→ **Your assignment**
Isolate every line in the data with the string "reference" and copy it.

[Page and application data records]
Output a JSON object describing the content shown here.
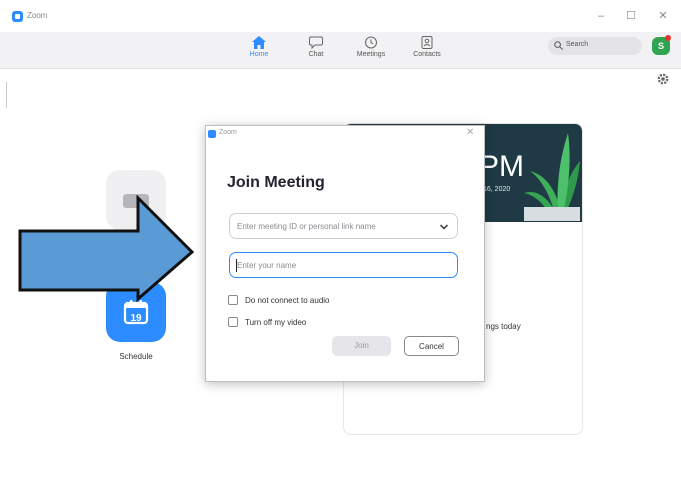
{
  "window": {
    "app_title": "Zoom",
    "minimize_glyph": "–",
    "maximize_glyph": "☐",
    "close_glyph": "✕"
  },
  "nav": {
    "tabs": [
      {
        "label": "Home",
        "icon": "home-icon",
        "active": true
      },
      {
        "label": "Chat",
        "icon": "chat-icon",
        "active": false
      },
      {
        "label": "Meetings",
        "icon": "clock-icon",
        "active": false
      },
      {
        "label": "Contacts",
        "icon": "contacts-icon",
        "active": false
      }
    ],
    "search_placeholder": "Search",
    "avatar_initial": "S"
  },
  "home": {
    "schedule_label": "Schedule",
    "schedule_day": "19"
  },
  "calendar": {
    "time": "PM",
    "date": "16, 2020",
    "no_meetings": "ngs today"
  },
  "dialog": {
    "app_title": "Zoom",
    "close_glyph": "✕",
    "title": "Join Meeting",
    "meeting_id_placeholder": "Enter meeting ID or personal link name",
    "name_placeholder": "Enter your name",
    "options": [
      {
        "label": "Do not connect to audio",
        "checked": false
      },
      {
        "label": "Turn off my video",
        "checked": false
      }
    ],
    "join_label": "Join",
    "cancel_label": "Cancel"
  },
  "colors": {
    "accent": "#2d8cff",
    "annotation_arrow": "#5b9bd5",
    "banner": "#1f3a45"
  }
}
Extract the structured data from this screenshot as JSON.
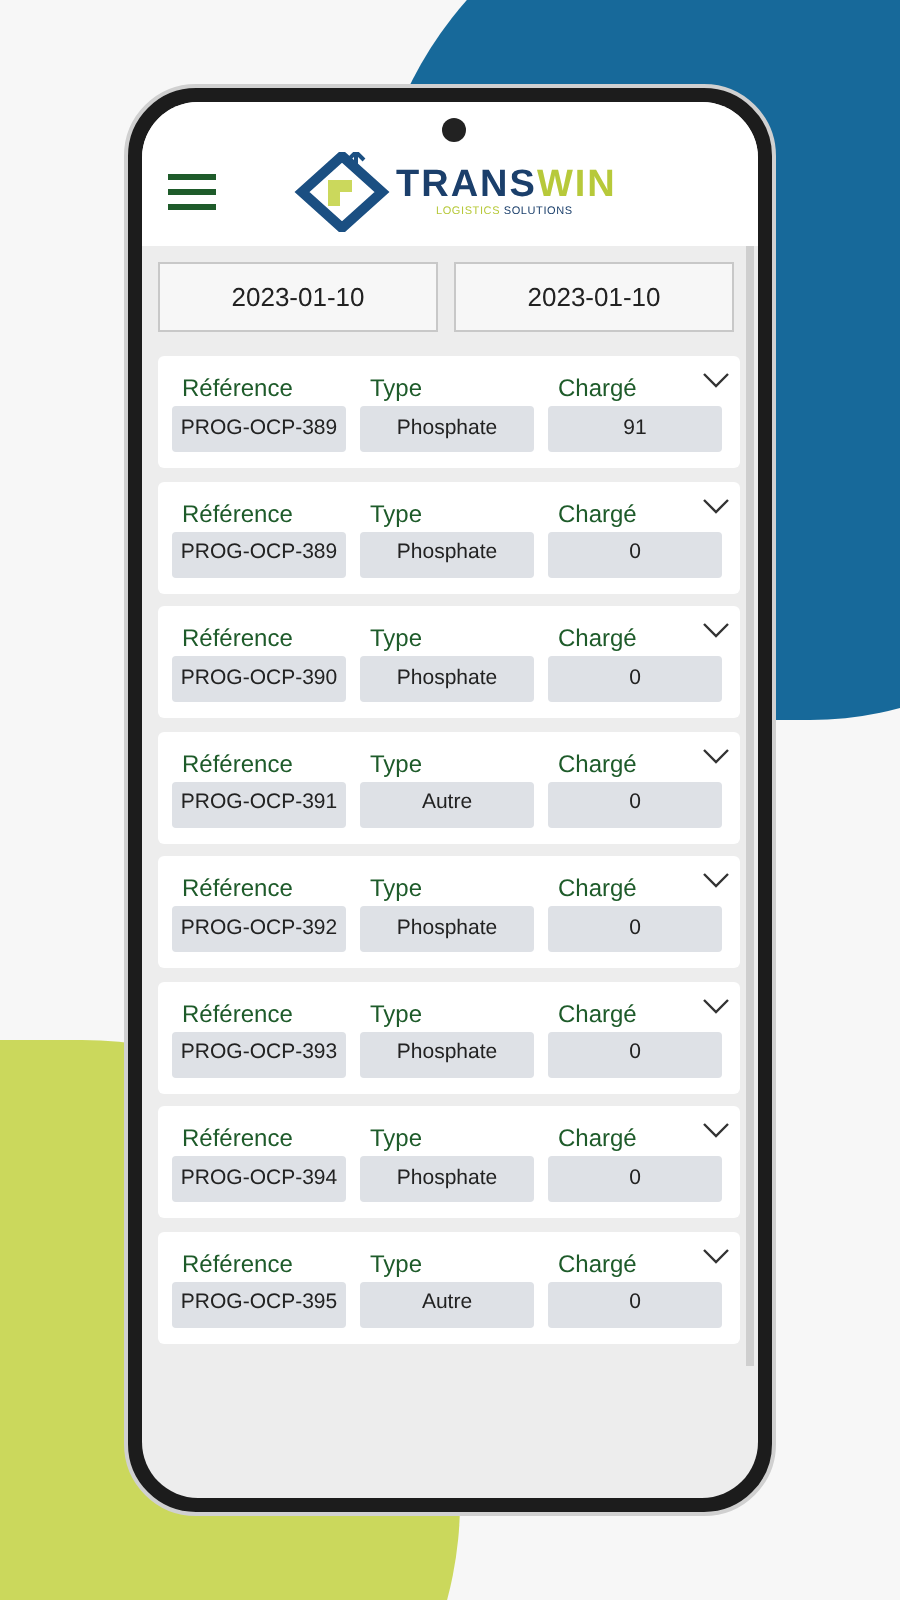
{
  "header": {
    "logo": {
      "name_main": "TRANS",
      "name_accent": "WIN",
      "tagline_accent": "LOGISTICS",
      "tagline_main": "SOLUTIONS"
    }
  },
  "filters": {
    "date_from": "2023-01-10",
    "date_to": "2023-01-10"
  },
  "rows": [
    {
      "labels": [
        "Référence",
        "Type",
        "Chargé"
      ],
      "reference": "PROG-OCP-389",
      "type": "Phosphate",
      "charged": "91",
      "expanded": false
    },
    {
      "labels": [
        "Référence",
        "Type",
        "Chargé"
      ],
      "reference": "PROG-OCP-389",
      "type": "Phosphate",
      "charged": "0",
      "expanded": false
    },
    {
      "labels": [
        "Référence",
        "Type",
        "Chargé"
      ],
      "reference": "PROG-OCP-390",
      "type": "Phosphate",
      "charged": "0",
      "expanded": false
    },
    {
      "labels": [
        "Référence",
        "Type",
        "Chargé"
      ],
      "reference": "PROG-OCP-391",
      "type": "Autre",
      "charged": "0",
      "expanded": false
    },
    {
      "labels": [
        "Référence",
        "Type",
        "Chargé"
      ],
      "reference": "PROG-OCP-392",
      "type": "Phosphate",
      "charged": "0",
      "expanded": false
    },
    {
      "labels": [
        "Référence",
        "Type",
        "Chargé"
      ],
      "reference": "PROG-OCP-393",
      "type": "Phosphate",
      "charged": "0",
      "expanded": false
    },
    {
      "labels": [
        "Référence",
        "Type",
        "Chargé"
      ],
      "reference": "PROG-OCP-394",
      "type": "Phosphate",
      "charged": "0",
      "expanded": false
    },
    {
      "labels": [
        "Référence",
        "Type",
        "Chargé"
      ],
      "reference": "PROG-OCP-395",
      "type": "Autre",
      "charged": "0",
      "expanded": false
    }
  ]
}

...

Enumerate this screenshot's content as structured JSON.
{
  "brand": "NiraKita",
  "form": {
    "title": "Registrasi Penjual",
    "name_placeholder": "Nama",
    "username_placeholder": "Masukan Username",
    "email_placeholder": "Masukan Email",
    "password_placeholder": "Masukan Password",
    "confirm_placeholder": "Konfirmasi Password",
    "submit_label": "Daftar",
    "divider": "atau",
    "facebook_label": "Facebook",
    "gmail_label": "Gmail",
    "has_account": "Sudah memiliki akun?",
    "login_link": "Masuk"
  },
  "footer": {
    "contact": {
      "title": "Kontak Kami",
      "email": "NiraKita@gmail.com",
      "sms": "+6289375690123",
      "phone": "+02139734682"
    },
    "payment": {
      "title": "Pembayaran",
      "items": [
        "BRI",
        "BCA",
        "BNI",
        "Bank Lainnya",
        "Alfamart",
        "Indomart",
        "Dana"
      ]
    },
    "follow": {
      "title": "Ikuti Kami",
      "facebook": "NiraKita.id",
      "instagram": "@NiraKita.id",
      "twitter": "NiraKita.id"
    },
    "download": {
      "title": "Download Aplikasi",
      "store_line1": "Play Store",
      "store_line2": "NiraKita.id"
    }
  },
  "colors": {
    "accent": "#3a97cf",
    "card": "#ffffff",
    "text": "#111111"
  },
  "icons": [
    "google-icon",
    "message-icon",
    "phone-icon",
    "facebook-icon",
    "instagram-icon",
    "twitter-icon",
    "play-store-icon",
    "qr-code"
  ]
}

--

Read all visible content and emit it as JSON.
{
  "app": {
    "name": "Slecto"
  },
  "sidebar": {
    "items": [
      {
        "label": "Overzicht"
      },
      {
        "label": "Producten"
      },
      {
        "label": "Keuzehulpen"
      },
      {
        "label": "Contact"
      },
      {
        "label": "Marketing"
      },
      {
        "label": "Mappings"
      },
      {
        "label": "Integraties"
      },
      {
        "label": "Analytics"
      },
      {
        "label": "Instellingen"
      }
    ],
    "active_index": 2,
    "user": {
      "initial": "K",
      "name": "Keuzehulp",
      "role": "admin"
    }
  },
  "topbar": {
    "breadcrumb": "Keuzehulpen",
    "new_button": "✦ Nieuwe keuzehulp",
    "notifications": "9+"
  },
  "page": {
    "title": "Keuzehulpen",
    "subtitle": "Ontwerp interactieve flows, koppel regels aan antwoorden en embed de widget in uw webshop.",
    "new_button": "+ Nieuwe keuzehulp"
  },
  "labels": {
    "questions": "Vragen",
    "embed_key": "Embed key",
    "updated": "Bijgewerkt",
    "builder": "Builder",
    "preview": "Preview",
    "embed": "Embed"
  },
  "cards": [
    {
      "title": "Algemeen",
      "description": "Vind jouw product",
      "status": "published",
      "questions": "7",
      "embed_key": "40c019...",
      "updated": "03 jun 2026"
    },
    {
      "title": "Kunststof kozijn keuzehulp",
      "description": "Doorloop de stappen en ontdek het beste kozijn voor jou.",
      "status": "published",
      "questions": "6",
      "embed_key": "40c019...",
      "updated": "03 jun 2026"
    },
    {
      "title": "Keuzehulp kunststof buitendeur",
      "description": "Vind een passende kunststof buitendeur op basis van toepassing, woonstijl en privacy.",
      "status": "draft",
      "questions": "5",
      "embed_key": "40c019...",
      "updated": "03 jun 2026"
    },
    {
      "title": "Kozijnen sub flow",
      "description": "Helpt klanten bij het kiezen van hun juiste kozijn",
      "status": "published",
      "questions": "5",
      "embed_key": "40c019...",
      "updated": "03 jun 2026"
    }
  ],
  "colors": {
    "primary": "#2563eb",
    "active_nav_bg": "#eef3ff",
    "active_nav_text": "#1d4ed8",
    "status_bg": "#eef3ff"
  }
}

→ **Result of this task**
      "reference": "PROG-OCP-389",
      "reference": "PROG-OCP-389",
      "reference": "PROG-OCP-390",
      "reference": "PROG-OCP-391",
      "reference": "PROG-OCP-392",
      "reference": "PROG-OCP-393",
      "reference": "PROG-OCP-394",
      "reference": "PROG-OCP-395",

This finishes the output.